[Stored dataset items]
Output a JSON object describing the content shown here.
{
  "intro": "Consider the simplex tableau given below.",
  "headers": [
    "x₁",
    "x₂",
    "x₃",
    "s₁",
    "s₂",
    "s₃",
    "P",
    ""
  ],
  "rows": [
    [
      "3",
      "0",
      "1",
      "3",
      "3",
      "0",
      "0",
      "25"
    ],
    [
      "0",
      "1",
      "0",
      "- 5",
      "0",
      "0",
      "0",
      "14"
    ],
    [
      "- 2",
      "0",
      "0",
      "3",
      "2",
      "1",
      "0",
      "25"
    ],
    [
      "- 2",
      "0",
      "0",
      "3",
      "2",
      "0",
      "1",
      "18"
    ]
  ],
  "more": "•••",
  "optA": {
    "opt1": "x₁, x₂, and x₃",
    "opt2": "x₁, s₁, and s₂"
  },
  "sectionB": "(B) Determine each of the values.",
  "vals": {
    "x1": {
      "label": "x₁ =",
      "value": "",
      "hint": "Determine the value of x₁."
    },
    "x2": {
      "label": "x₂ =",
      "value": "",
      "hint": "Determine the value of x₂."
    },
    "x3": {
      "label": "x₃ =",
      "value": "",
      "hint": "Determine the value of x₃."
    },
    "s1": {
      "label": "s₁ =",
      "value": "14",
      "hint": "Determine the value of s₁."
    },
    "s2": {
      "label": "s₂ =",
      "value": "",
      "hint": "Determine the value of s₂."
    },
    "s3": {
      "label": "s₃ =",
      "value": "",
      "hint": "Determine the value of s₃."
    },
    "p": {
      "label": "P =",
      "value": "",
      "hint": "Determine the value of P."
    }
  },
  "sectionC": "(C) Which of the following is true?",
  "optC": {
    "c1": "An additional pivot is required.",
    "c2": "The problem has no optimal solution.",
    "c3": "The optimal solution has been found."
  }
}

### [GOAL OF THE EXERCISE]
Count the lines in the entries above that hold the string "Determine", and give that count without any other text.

### [TASK SOLUTION]
8